Flicek v. Lincoln Elec. Co., et. al, No. WC18-6139 (W.C.C.A. July 24, 2018).
Employee Joshua Flicek sustained an admitted injury after being electrocuted while working as a technical sales representative for employer Lincoln Electric. Lincoln Electric is a manufacturer of welding equipment and supplies. On April 2, 2016, he suffered an electrocution when making a sales call to a customer. 230 to 460 volts of electricity ran through him when he put his right hand on a metal wall of a welding booth and his left hand on the plug. He was “locked on” and unable to let go until the breaker blew a few seconds later. There were no visible burn marks, but his hands felt numb and he had pain in his chest.
He saw burn surgeon William J. Mohr at Regions; at the time he was also describing symptoms of depressed mood and anxiety so he was treated in psychotherapy. He saw Dr. Mohr again in July 2016 and Dr. Mohr diagnosed him with PTSD. He had ongoing symptoms and was seen by Tom Kern, Ph.D., L.P., who diagnosed him with a decline in executive functioning consistent with anterior cerebral dysfunction which was likely related to the electrical injury. He recommended psychotherapy, medication and a brain injury program. He was also evaluated by Jerry Halsten, PhD, L.P., ABPP-CN and David Lund, PsyD, L.P., both of whom diagnosed him with PTSD.
Dr. Mohr commented on the causal connection between electric shock injuries, traumatic brain injuries and PTSD symptoms. He also explained that the employee sustained a low voltage electrical injury with no underlying burns seen but that the employee would have died if the breaker switches had not tripped. He stated that low voltage electrical injuries can cause damage and dysfunction to peripheral nerves, which can develop scar tissue and damage transmission of signals through the nerves.
The employer and insurer obtained independent medical examinations with Dr. Joseph Burgarino, a neurologist, and Dr. Paul Arbisi, Ph.D., ABAP, ABPP, L.P. Each of these experts opined that the employee did not have PTSD or a traumatic brain injury. Dr. Arbisi also opined that Dr. Mohr was not qualified to render an opinion on PTSD.

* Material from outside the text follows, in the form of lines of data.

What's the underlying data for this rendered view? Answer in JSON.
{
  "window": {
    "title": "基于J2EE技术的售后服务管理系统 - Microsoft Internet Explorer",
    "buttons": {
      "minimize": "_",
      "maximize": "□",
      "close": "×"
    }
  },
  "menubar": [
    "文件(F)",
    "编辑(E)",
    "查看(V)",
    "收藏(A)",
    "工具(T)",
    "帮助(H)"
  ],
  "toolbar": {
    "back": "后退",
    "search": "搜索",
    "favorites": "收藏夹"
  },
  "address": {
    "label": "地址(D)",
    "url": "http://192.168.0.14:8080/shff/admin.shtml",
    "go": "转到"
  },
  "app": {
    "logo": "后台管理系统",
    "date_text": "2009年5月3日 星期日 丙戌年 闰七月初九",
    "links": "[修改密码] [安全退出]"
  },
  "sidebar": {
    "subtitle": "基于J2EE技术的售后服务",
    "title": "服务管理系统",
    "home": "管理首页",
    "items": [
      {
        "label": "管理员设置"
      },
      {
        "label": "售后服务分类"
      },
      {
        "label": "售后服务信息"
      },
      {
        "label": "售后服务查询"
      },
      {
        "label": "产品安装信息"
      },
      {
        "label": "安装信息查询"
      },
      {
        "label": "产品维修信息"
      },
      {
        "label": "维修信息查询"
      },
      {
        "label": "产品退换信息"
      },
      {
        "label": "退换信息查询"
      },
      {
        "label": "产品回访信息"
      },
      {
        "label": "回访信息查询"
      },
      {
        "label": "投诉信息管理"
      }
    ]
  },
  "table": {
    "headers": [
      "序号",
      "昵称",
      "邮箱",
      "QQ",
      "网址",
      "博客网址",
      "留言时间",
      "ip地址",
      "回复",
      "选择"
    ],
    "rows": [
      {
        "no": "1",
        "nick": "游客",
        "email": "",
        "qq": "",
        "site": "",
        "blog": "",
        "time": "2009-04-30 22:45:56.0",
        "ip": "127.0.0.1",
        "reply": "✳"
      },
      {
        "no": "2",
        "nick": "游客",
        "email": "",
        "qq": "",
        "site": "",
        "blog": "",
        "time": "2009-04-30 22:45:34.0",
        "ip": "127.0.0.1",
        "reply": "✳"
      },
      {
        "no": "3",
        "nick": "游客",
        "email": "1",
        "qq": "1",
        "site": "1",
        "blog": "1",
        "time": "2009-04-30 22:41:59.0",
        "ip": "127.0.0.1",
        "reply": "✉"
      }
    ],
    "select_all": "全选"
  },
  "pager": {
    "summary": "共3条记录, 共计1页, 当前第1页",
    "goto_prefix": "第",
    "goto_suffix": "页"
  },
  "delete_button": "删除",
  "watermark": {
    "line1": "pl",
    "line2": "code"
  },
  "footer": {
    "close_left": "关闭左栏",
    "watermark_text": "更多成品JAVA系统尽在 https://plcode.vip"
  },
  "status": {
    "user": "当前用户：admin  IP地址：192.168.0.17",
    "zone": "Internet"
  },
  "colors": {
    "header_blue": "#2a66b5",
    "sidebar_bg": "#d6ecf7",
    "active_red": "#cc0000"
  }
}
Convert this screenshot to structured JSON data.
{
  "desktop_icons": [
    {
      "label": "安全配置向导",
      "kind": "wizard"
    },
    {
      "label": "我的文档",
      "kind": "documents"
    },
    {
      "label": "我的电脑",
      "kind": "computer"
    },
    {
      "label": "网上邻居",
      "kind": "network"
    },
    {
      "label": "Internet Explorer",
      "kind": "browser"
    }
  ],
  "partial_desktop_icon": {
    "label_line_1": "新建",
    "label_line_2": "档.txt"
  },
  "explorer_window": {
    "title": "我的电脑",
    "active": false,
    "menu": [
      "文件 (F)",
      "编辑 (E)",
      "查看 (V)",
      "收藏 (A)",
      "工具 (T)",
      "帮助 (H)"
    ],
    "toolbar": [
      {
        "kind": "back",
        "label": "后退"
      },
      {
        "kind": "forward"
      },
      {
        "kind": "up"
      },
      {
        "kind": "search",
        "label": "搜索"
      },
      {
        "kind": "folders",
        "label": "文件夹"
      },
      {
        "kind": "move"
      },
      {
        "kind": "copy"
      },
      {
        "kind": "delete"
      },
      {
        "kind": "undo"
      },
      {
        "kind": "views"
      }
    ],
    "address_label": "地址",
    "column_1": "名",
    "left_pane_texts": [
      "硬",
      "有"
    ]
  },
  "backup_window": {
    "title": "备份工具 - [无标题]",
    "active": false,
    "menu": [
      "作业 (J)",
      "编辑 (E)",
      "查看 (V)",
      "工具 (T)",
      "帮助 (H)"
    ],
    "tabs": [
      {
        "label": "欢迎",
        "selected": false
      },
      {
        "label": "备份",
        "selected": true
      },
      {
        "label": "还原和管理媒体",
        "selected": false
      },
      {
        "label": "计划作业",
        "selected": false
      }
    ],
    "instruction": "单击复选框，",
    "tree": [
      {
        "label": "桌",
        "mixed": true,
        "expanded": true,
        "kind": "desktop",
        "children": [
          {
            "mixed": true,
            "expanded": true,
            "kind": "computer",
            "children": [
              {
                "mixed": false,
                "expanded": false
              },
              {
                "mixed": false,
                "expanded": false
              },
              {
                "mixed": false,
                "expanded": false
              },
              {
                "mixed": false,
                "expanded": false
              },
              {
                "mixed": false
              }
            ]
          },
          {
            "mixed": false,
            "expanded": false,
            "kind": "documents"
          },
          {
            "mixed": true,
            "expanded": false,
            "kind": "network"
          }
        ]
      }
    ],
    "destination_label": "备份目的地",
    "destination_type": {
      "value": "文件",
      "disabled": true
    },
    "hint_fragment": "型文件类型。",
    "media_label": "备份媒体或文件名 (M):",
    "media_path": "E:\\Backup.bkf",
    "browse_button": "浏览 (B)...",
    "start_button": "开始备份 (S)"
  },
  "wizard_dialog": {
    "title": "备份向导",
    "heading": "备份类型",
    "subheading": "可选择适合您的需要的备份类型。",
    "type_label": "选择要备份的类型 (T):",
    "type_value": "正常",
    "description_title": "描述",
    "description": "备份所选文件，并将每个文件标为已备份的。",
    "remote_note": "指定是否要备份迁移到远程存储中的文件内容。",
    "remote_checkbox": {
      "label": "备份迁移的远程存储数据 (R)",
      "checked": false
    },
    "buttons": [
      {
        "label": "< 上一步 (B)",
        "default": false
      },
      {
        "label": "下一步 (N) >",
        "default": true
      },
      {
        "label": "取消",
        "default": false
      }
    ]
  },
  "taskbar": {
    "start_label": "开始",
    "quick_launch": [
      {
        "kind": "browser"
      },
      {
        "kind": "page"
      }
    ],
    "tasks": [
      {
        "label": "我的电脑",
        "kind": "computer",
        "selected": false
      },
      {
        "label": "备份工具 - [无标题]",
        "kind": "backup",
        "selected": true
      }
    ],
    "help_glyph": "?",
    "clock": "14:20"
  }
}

Following these opinions, the employer and insurer denied further medical treatment. The employee filed a claim for medical benefits. A hearing was held on November 1, 2017. The compensation judge found that the employee’s treatment was reasonable, necessary, and causally related to the employee’s work injury. She did not make a specific finding that the employee suffered a TBI or PTSD. The employer and insurer appealed.
Pursuant to Minn. Stat. § 176.011, Subd. 15(d), a mental impairment means a diagnosis of PTSD by a licensed psychiatrist or psychologist and PTSD means the condition as described in the most recently published Diagnostic and Statistical Manual of Mental Disorders by the American Psychiatric Association. On appeal, the employer and insurer argued that the compensation judge erred in relying on Dr. Mohr’s opinion regarding the employee’s alleged PTSD, because he is not a licensed psychiatrist or psychologist. The W.C.C.A. rejected this argument and upheld the compensation judge’s opinion. The W.C.C.A. noted that the compensation judge also relied on the opinions of Dr. Lund and Dr. Halsten, both of whom had the requisite qualifications under the statute. The W.C.C.A. also noted that Dr. Mohr’s opinions lent further support to understanding the relationship between electrical shock injuries and their effects. The W.C.C.A. concluded that substantial evidence supported the judge’s findings and affirmed the decision.